“I’m not sure much has changed between 1926 and 1927,” says McGovern, though there is a generational shift. Violet’s French adventure leaves her granddaughter Mary (Michelle Dockery) with more power over Downton. “Mary is taking the reins from Violet,” says McGovern, “and Cora wants her daughters to take the reins and run with them — to have more control over their lives than she ever had.”
Going from a fictional family to a real family
After 11 years of playing the Crawleys, McGovern says, “It doesn’t feel like acting anymore. We really love each other.” And they feel like family to viewers. “At first, the show appealed to people nostalgic for a simpler time. Now I think people are nostalgic for the way the world was when they first started watching Downton!”
Catch Downton Abbey: The Motion Picture on Dec. 25 and Jan. 2, on PBS (check local guides for showtimes).

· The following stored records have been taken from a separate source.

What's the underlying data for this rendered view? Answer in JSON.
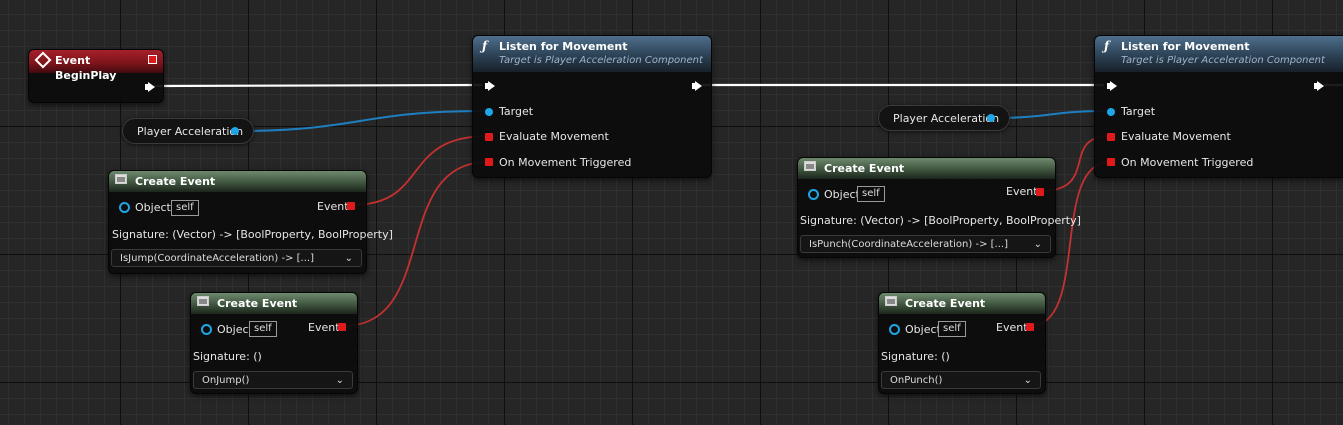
{
  "colors": {
    "exec_wire": "#ffffff",
    "object_wire": "#1e7fc0",
    "delegate_wire": "#c43131",
    "func_header": "#2c4154",
    "create_event_header": "#3f553f",
    "event_header": "#8a1a22"
  },
  "event_begin_play": {
    "title": "Event BeginPlay"
  },
  "listen_nodes": [
    {
      "title": "Listen for Movement",
      "subtitle": "Target is Player Acceleration Component",
      "pins": {
        "target": "Target",
        "evaluate": "Evaluate Movement",
        "triggered": "On Movement Triggered"
      }
    },
    {
      "title": "Listen for Movement",
      "subtitle": "Target is Player Acceleration Component",
      "pins": {
        "target": "Target",
        "evaluate": "Evaluate Movement",
        "triggered": "On Movement Triggered"
      }
    }
  ],
  "variables": [
    {
      "label": "Player Acceleration"
    },
    {
      "label": "Player Acceleration"
    }
  ],
  "create_events": [
    {
      "title": "Create Event",
      "object_label": "Object",
      "object_value": "self",
      "event_label": "Event",
      "signature": "Signature: (Vector) -> [BoolProperty, BoolProperty]",
      "function": "IsJump(CoordinateAcceleration) -> [...]"
    },
    {
      "title": "Create Event",
      "object_label": "Object",
      "object_value": "self",
      "event_label": "Event",
      "signature": "Signature: ()",
      "function": "OnJump()"
    },
    {
      "title": "Create Event",
      "object_label": "Object",
      "object_value": "self",
      "event_label": "Event",
      "signature": "Signature: (Vector) -> [BoolProperty, BoolProperty]",
      "function": "IsPunch(CoordinateAcceleration) -> [...]"
    },
    {
      "title": "Create Event",
      "object_label": "Object",
      "object_value": "self",
      "event_label": "Event",
      "signature": "Signature: ()",
      "function": "OnPunch()"
    }
  ],
  "icons": {
    "function": "function-icon",
    "create_event": "create-event-icon",
    "event": "event-diamond-icon",
    "dropdown": "chevron-down-icon"
  }
}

Tim Appelo covers entertainment and is the film and TV critic for AARP. Previously, he was the entertainment editor at Amazon, video critic at Entertainment Weekly, and a critic and writer for The Hollywood Reporter, People, MTV, The Village Voice and LA Weekly.